Data about app and page elements:
◇ ◇ ◇ ◇ ◇ ◇ ◇
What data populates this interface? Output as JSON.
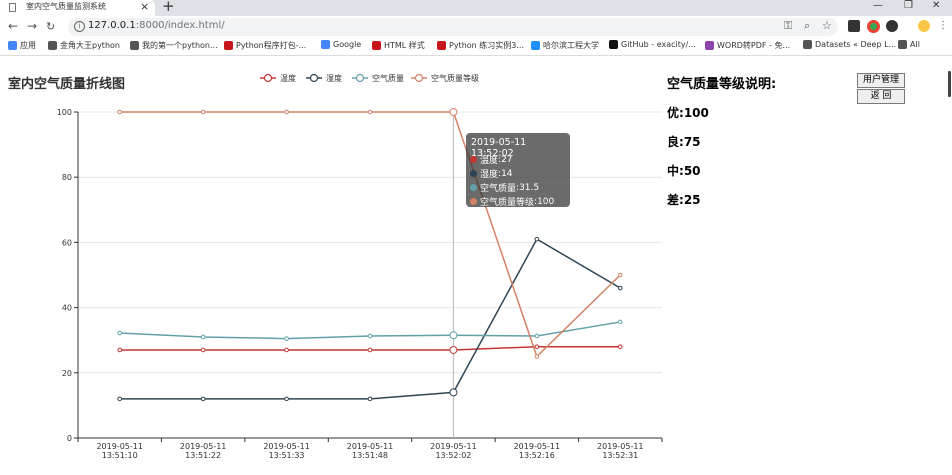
{
  "browser": {
    "tab_title": "室内空气质量监测系统",
    "url_host": "127.0.0.1",
    "url_rest": ":8000/index.html/",
    "bookmarks": [
      {
        "label": "应用",
        "icon": "apps-grid-icon",
        "color": "#4285f4"
      },
      {
        "label": "金角大王python",
        "icon": "page-icon",
        "color": "#555555"
      },
      {
        "label": "我的第一个python...",
        "icon": "page-icon",
        "color": "#555555"
      },
      {
        "label": "Python程序打包-...",
        "icon": "csdn-icon",
        "color": "#c8161d"
      },
      {
        "label": "Google",
        "icon": "google-icon",
        "color": "#4285f4"
      },
      {
        "label": "HTML 样式",
        "icon": "site-icon",
        "color": "#c8161d"
      },
      {
        "label": "Python 练习实例3...",
        "icon": "site-icon",
        "color": "#c8161d"
      },
      {
        "label": "哈尔滨工程大学",
        "icon": "site-icon",
        "color": "#1e90ff"
      },
      {
        "label": "GitHub - exacity/...",
        "icon": "github-icon",
        "color": "#111111"
      },
      {
        "label": "WORD转PDF - 免...",
        "icon": "site-icon",
        "color": "#8e44ad"
      },
      {
        "label": "Datasets « Deep L...",
        "icon": "page-icon",
        "color": "#555555"
      },
      {
        "label": "All",
        "icon": "page-icon",
        "color": "#555555"
      }
    ]
  },
  "page": {
    "title": "室内空气质量折线图",
    "aqi_title": "空气质量等级说明:",
    "levels": [
      {
        "label": "优:",
        "value": "100"
      },
      {
        "label": "良:",
        "value": "75"
      },
      {
        "label": "中:",
        "value": "50"
      },
      {
        "label": "差:",
        "value": "25"
      }
    ],
    "buttons": {
      "user_admin": "用户管理",
      "back": "返  回"
    }
  },
  "chart_data": {
    "type": "line",
    "x": [
      "2019-05-11\n13:51:10",
      "2019-05-11\n13:51:22",
      "2019-05-11\n13:51:33",
      "2019-05-11\n13:51:48",
      "2019-05-11\n13:52:02",
      "2019-05-11\n13:52:16",
      "2019-05-11\n13:52:31"
    ],
    "ylim": [
      0,
      100
    ],
    "yticks": [
      0,
      20,
      40,
      60,
      80,
      100
    ],
    "grid": true,
    "legend_position": "top-center",
    "series": [
      {
        "name": "温度",
        "color": "#c23531",
        "values": [
          27,
          27,
          27,
          27,
          27,
          28,
          28
        ]
      },
      {
        "name": "湿度",
        "color": "#2f4554",
        "values": [
          12,
          12,
          12,
          12,
          14,
          61,
          46
        ]
      },
      {
        "name": "空气质量",
        "color": "#61a0a8",
        "values": [
          32.2,
          31,
          30.5,
          31.3,
          31.5,
          31.3,
          35.6
        ]
      },
      {
        "name": "空气质量等级",
        "color": "#d48265",
        "values": [
          100,
          100,
          100,
          100,
          100,
          25,
          50
        ]
      }
    ],
    "tooltip": {
      "title": "2019-05-11 13:52:02",
      "index": 4,
      "rows": [
        {
          "label": "温度",
          "value": "27",
          "color": "#c23531"
        },
        {
          "label": "湿度",
          "value": "14",
          "color": "#2f4554"
        },
        {
          "label": "空气质量",
          "value": "31.5",
          "color": "#61a0a8"
        },
        {
          "label": "空气质量等级",
          "value": "100",
          "color": "#d48265"
        }
      ]
    }
  }
}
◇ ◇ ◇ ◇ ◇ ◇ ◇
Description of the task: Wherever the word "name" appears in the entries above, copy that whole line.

Output below:
        "name": "温度",
        "name": "湿度",
        "name": "空气质量",
        "name": "空气质量等级",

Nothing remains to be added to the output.